Kelly Charniga

Kelly Charniga stands outside the U.S. Immigration and Customs Enforcement (ICE) headquarters in Washington, D.C., where she spent an internship studying contagious disease control. During her time at ICE, Charniga designed and implemented a simulated event to practice training during an emergency cross-border contagious disease incident.

When Kelly Charniga was in high school, a teacher recommended the book “The Demon in the Freezer.”  The book discusses the eradication of smallpox. Charniga found the people and science that made the eradication possible so compelling that she decided to become a disease detective.

Recently, Charniga honed her sleuthing skills at the Immigration and Customs Enforcement (ICE) headquarters in Washington, D.C. Charniga developed and conducted an exercise involving a cross-border, contagious disease incident through her internship with the U.S. Department of Homeland Security (DHS) HS-STEM Program.

DHS HS-STEM is a program that provides undergraduates and graduates who major in homeland security-related science, technology, engineering and mathematics (HS-STEM) disciplines an opportunity to conduct research at federal facilities across the United States.

Charniga worked in the ICE Health Service Corps (IHSC) division. Its mission is to promote and protect health and safety of the United States by providing medical care to individuals in custody of ICE, based on correctional and detention health care standards. IHSC provides training and resources related to emergency incidents, as well as support staff at detention facilities across the country. IHSC plays a crucial role in the collaboration of public health and law enforcement, including the medical monitoring of undocumented immigrants.

During her time at IHSC, Charniga participated under the mentorship of CDR Nikkia Clark, Environmental Health and Safety Lead of the Public Health, Safety and Preparedness Unit. Charniga designed and implemented a tabletop exercise involving an infectious disease. A tabletop exercise is a simulated activity in which first responders discuss plans and procedures for an emergency situation. Responders participate as if the scenario were a real incident.

Charniga designed a scenario involving a person who crossed the U.S./Mexico border with a contagious disease and was apprehended. The scenario involved multiple detention facilities and U.S. communities. The five-hour tabletop exercise involved IHSC headquarters staff, 14 field sites, and representatives from the U.S. Centers for Disease Control and Prevention (CDC). Following the exercise, Charniga used participant surveys to write an after-action report on lessons learned and future recommendations.
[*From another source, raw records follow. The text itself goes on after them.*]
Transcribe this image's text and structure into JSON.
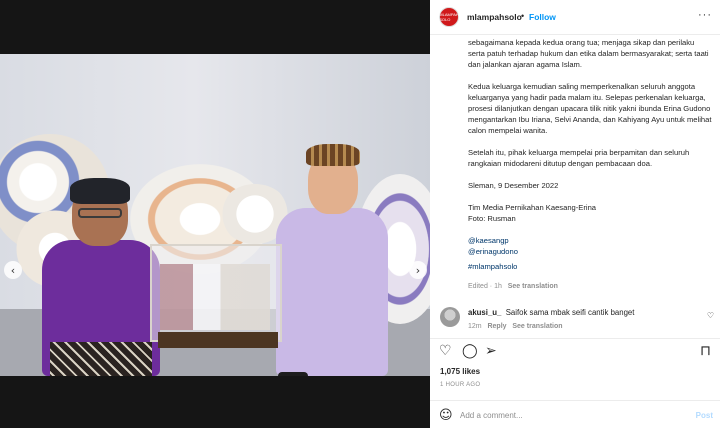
{
  "post": {
    "username": "mlampahsolo",
    "separator": "•",
    "follow_label": "Follow",
    "more_label": "···",
    "avatar_text": "MLAMPAH SOLO"
  },
  "caption": {
    "paragraphs": [
      "sebagaimana kepada kedua orang tua; menjaga sikap dan perilaku serta patuh terhadap hukum dan etika dalam bermasyarakat; serta taati dan jalankan ajaran agama Islam.",
      "Kedua keluarga kemudian saling memperkenalkan seluruh anggota keluarganya yang hadir pada malam itu. Selepas perkenalan keluarga, prosesi dilanjutkan dengan upacara tilik nitik yakni ibunda Erina Gudono mengantarkan Ibu Iriana, Selvi Ananda, dan Kahiyang Ayu untuk melihat calon mempelai wanita.",
      "Setelah itu, pihak keluarga mempelai pria berpamitan dan seluruh rangkaian midodareni ditutup dengan pembacaan doa.",
      "Sleman, 9 Desember 2022"
    ],
    "credit_line1": "Tim Media Pernikahan Kaesang-Erina",
    "credit_line2": "Foto: Rusman",
    "mention1": "@kaesangp",
    "mention2": "@erinagudono",
    "hashtag": "#mlampahsolo",
    "edited": "Edited · 1h",
    "see_translation": "See translation"
  },
  "comment": {
    "username": "akusi_u_",
    "text": "Saifok sama mbak seifi cantik banget",
    "time": "12m",
    "reply": "Reply",
    "see_translation": "See translation",
    "heart": "♡"
  },
  "actions": {
    "like_icon": "♡",
    "comment_icon": "◯",
    "share_icon": "➢",
    "save_icon": "⊓"
  },
  "stats": {
    "likes": "1,075 likes",
    "time_ago": "1 HOUR AGO"
  },
  "add_comment": {
    "emoji": "☺",
    "placeholder": "Add a comment...",
    "post_label": "Post"
  },
  "carousel": {
    "prev": "‹",
    "next": "›",
    "slides": 6,
    "active": 0
  }
}
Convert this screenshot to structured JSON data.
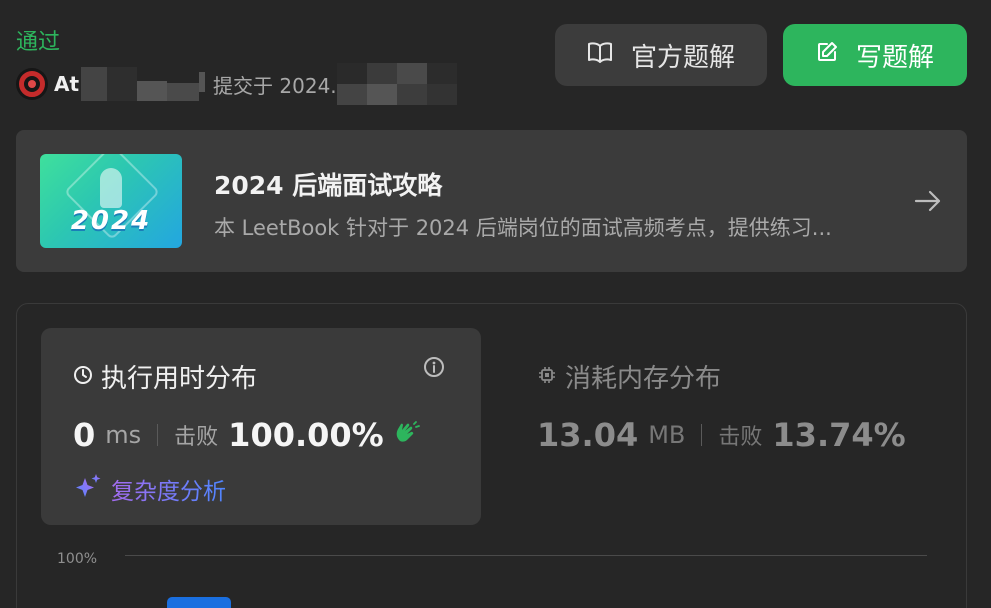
{
  "header": {
    "status": "通过",
    "user_prefix": "At",
    "submitted_label": "提交于 2024."
  },
  "buttons": {
    "official_solution": "官方题解",
    "write_solution": "写题解"
  },
  "leetbook": {
    "cover_text": "2024",
    "title": "2024 后端面试攻略",
    "description": "本 LeetBook 针对于 2024 后端岗位的面试高频考点，提供练习..."
  },
  "runtime": {
    "title": "执行用时分布",
    "value": "0",
    "unit": "ms",
    "beat_label": "击败",
    "percent": "100.00%",
    "analysis_link": "复杂度分析"
  },
  "memory": {
    "title": "消耗内存分布",
    "value": "13.04",
    "unit": "MB",
    "beat_label": "击败",
    "percent": "13.74%"
  },
  "distribution_chart": {
    "y_axis_top_label": "100%"
  },
  "colors": {
    "accent_green": "#2db55d",
    "bar_blue": "#1a6fe0",
    "background": "#262626"
  }
}
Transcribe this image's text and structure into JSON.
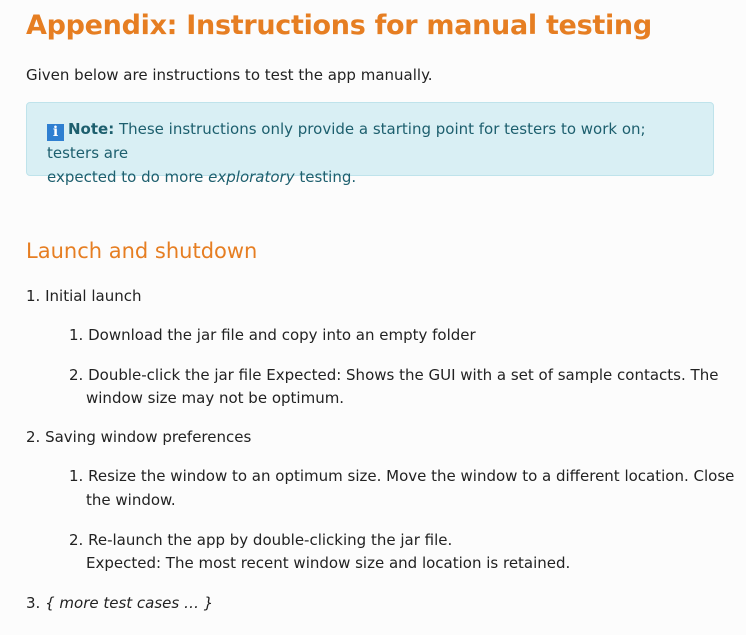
{
  "title": "Appendix: Instructions for manual testing",
  "intro": "Given below are instructions to test the app manually.",
  "note": {
    "icon": "info-icon",
    "label": "Note:",
    "text_before": " These instructions only provide a starting point for testers to work on; testers are",
    "text_line2_before": "expected to do more ",
    "text_emphasis": "exploratory",
    "text_line2_after": " testing."
  },
  "section": {
    "heading": "Launch and shutdown",
    "items": [
      {
        "number": "1.",
        "label": "Initial launch",
        "steps": [
          {
            "number": "1.",
            "line1": "Download the jar file and copy into an empty folder"
          },
          {
            "number": "2.",
            "line1": "Double-click the jar file Expected: Shows the GUI with a set of sample contacts. The",
            "line2": "window size may not be optimum."
          }
        ]
      },
      {
        "number": "2.",
        "label": "Saving window preferences",
        "steps": [
          {
            "number": "1.",
            "line1": "Resize the window to an optimum size. Move the window to a different location. Close",
            "line2": "the window."
          },
          {
            "number": "2.",
            "line1": "Re-launch the app by double-clicking the jar file.",
            "line2": "Expected: The most recent window size and location is retained."
          }
        ]
      },
      {
        "number": "3.",
        "label": "{ more test cases … }"
      }
    ]
  }
}
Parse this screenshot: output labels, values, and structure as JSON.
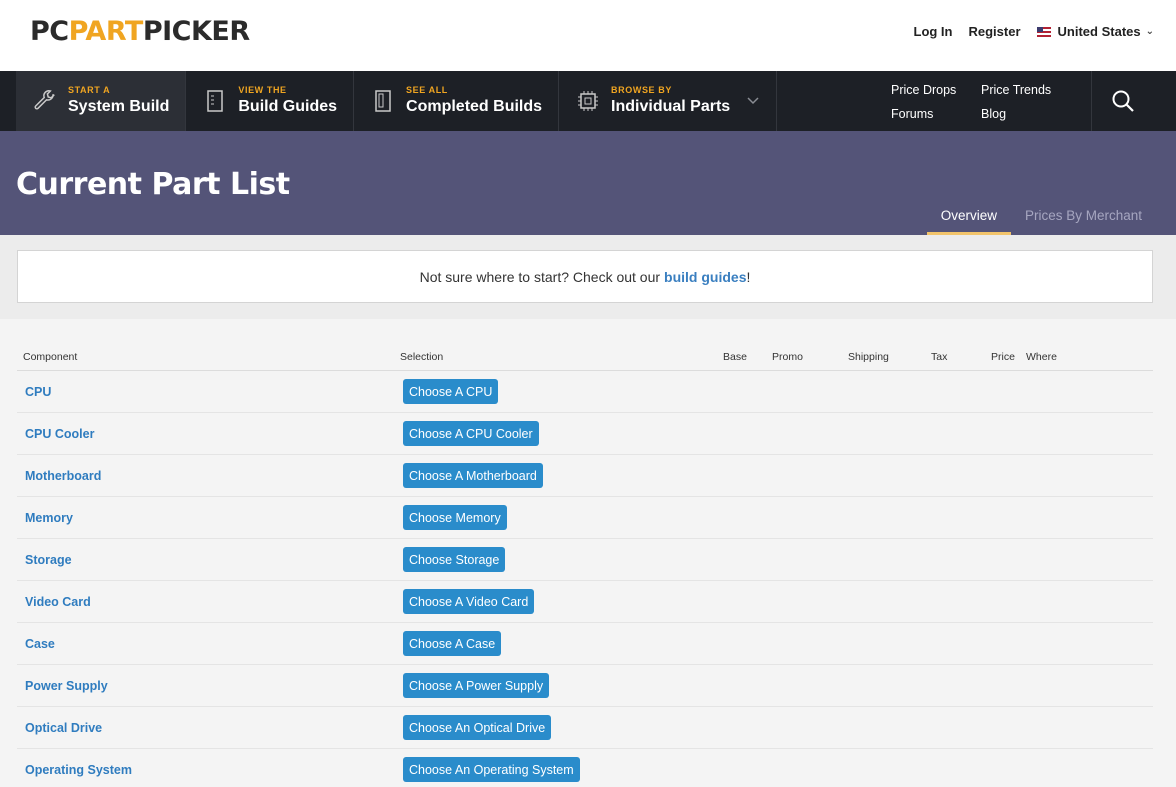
{
  "brand": {
    "part1": "PC",
    "part2": "PART",
    "part3": "PICKER"
  },
  "top_links": {
    "login": "Log In",
    "register": "Register",
    "country": "United States"
  },
  "nav": {
    "items": [
      {
        "small": "START A",
        "big": "System Build",
        "icon": "wrench-icon"
      },
      {
        "small": "VIEW THE",
        "big": "Build Guides",
        "icon": "guide-icon"
      },
      {
        "small": "SEE ALL",
        "big": "Completed Builds",
        "icon": "case-icon"
      },
      {
        "small": "BROWSE BY",
        "big": "Individual Parts",
        "icon": "chip-icon"
      }
    ],
    "links": {
      "price_drops": "Price Drops",
      "price_trends": "Price Trends",
      "forums": "Forums",
      "blog": "Blog"
    }
  },
  "page": {
    "title": "Current Part List",
    "tabs": [
      "Overview",
      "Prices By Merchant"
    ]
  },
  "notice": {
    "text": "Not sure where to start? Check out our",
    "link": "build guides",
    "suffix": "!"
  },
  "table": {
    "headers": {
      "component": "Component",
      "selection": "Selection",
      "base": "Base",
      "promo": "Promo",
      "shipping": "Shipping",
      "tax": "Tax",
      "price": "Price",
      "where": "Where"
    },
    "rows": [
      {
        "component": "CPU",
        "button": "Choose A CPU"
      },
      {
        "component": "CPU Cooler",
        "button": "Choose A CPU Cooler"
      },
      {
        "component": "Motherboard",
        "button": "Choose A Motherboard"
      },
      {
        "component": "Memory",
        "button": "Choose Memory"
      },
      {
        "component": "Storage",
        "button": "Choose Storage"
      },
      {
        "component": "Video Card",
        "button": "Choose A Video Card"
      },
      {
        "component": "Case",
        "button": "Choose A Case"
      },
      {
        "component": "Power Supply",
        "button": "Choose A Power Supply"
      },
      {
        "component": "Optical Drive",
        "button": "Choose An Optical Drive"
      },
      {
        "component": "Operating System",
        "button": "Choose An Operating System"
      }
    ]
  },
  "colors": {
    "accent": "#f0a521",
    "banner": "#545478",
    "nav": "#1d2026",
    "button": "#2a8ccb",
    "link": "#2f7cbf"
  }
}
Designing and conducting the intensive exercise was only one experience Charniga completed during her internship. She also visited an immigrant family residential center, attended a program for law enforcement officials and listened in on a call regarding the transfer of a detainee with multidrug-resistant tuberculosis.

“This experience has definitely opened doors for me, especially in terms of the connections I have made within the agency. Overall, this internship was a fantastic experience, and I definitely recommend it to others,” said Charniga.

Charniga will begin working on a doctoral degree in infectious disease epidemiology at Imperial College in London, England. She is interested in a postdoctorate at CDC or the Pasteur Institute in France.

The DHS HS-STEM Program is funded by DHS and administered through the U.S. Department of Energy’s (DOE) Oak Ridge Institute for Science and Education (ORISE). ORISE is managed for DOE by Oak Ridge Associated Universities.